A massive new Pew Research Center poll of more than 35,000 Americans finds that religion is in decline in America, particularly Christianity while atheism, nothingness or religious unaffiliation are on the rise. Here are some of the findings and observations I pulled from the 2014 Religious Landscape Study, which is a follow-up from their 2007 study. It not only reveals a decline in Christianity in America, but how weakly Christianity is or was embraced among many in the first place. I have underlined a few key points as well.
To be sure, the United States remains home to more Christians than any other country in the world, and a large majority of Americans – roughly seven-in-ten – continue to identify with some branch of the Christian faith. But the major new survey of more than 35,000 Americans by the Pew Research Center finds that the percentage of adults (ages 18 and older) who describe themselves as Christians has dropped by nearly eight percentage points in just seven years, from 78.4% in an equally massive Pew Research survey in 2007 to 70.6% in 2014. Over the same period, the percentage of Americans who are religiously unaffiliated – describing themselves as atheist, agnostic or “nothing in particular” – has jumped more than six points.
The drop in the Christian share of the population has been driven mainly by declines among mainline Protestants and Catholics. The evangelical Protestant share of the U.S. population also has dipped, but at a slower rate, falling by about one percentage point since 2007.
Religious intermarriage also appears to be on the rise: Among Americans who have gotten married since 2010, nearly four-in-ten (39%) report that they are in religiously mixed marriages,
In 2007, there were 227 million adults in the United States, and a little more than 78% of them – or roughly 178 million – identified as Christians. Between 2007 and 2014, the overall size of the U.S. adult population grew by about 18 million people, to nearly 245 million. But the share of adults who identify as Christians fell to just under 71%, or approximately 173 million Americans, a net decline of about 5 million.

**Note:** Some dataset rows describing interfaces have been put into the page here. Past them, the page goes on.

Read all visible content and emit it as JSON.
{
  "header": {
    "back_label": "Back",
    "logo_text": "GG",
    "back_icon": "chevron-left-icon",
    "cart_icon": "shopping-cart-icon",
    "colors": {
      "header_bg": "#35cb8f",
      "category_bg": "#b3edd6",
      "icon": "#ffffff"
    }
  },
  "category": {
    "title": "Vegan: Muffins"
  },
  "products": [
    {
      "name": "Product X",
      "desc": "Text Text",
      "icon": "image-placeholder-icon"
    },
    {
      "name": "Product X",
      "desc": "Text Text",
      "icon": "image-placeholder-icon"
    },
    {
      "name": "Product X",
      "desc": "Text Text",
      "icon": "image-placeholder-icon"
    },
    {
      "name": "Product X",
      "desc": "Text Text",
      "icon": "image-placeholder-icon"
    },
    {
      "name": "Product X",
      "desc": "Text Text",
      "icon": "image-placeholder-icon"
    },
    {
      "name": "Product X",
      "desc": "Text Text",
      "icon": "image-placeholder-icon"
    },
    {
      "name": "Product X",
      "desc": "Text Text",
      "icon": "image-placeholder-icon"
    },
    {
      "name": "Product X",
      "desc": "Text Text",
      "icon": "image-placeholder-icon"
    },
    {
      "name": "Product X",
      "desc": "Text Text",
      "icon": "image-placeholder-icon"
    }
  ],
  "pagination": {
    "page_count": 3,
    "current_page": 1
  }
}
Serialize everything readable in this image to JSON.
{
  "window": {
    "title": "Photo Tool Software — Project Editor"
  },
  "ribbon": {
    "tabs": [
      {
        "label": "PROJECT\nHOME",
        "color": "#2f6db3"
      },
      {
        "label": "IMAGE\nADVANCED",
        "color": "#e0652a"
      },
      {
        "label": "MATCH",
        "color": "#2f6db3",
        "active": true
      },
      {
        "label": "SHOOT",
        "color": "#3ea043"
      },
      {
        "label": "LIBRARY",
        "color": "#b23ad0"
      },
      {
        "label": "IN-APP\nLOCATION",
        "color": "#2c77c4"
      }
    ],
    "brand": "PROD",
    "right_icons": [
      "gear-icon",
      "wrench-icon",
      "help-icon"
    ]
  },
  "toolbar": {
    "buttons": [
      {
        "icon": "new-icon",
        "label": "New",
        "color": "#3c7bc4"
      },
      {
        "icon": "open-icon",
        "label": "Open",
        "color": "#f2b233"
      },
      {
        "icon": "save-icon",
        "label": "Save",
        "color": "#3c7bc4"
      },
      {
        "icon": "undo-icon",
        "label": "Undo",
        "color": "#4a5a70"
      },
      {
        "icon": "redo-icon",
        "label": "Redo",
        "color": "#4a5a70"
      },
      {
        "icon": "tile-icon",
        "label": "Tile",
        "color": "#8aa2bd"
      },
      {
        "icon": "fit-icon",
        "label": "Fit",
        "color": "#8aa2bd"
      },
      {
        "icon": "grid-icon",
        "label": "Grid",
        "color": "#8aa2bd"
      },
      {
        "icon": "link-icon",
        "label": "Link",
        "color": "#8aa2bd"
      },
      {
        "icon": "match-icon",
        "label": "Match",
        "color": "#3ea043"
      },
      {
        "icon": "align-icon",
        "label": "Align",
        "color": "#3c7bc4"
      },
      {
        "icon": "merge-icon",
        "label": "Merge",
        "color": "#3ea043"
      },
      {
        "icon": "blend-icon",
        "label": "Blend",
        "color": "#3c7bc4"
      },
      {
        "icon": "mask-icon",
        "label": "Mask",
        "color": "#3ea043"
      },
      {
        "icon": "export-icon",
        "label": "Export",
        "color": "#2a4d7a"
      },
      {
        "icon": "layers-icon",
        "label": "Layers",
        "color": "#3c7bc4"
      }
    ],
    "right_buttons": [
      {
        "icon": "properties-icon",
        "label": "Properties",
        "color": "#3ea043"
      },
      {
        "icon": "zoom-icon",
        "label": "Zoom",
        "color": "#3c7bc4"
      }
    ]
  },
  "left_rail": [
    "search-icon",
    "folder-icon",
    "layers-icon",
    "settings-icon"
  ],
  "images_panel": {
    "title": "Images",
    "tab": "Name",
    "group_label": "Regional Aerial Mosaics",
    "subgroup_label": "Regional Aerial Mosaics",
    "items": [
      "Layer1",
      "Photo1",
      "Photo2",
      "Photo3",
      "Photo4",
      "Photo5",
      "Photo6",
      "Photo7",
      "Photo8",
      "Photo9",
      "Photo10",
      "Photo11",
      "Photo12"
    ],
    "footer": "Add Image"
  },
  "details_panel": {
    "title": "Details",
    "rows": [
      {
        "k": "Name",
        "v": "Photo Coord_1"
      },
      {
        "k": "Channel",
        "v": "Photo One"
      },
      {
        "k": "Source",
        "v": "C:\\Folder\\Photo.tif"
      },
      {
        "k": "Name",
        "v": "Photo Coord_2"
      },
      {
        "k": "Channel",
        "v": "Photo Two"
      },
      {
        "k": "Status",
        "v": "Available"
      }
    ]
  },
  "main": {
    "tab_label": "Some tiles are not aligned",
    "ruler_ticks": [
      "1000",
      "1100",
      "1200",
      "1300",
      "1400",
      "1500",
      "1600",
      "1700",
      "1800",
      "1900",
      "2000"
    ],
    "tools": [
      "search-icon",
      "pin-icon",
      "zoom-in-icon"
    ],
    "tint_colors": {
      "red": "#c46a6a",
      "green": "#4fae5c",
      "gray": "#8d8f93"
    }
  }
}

One of the most important factors in the declining share of Christians and the growth of the “nones” is generational replacement. As the Millennial generation enters adulthood, its members display much lower levels of religious affiliation, including less connection with Christian churches, than older generations.
However, generational replacement is by no means the only reason that religious “nones” are growing and Christians are declining. In addition, people in older generations are increasingly disavowing association with organized religion. About a third of older Millennials (adults currently in their late 20s and early 30s) now say they have no religion, up nine percentage points among this cohort since 2007,
As the shifting religious profiles of these generational cohorts suggest, switching religion is a common occurrence in the United States.
By a wide margin, religious “nones” have experienced larger gains through religious switching than any other group. Nearly one-in-five U.S. adults (18%) were raised in a religious faith and now identify with no religion. Some switching also has occurred in the other direction: 9% of American adults say they were raised with no religious affiliation, and almost half of them (4.3% of all U.S. adults) now identify with some religion. But for every person who has joined a religion after having been raised unaffiliated, there are more than four people who have become religious “nones” after having been raised in some religion. This 1:4 ratio is an important factor in the growth of the unaffiliated population.
Former Christians represent 19.2% of U.S. adults overall.
There are many “take-aways” from this study for church leaders across America, not all of which are negative. Knowing these changes also presents great opportunities for churches. It is as easy to blame churches today, as it is politicians. One finding I did not include was that in the last seven years, two similarly conservative denominations, ones that are often targeted for their strong moral stands, the Southern Baptists and Assemblies of God, did not experience the declines that others did. That countercultural success is somewhat contrary to what I would call the relevancy or seeker movement in many evangelical circles that sometimes seem to value being hip and appealing, over instilling deep faith and strong traditional theology.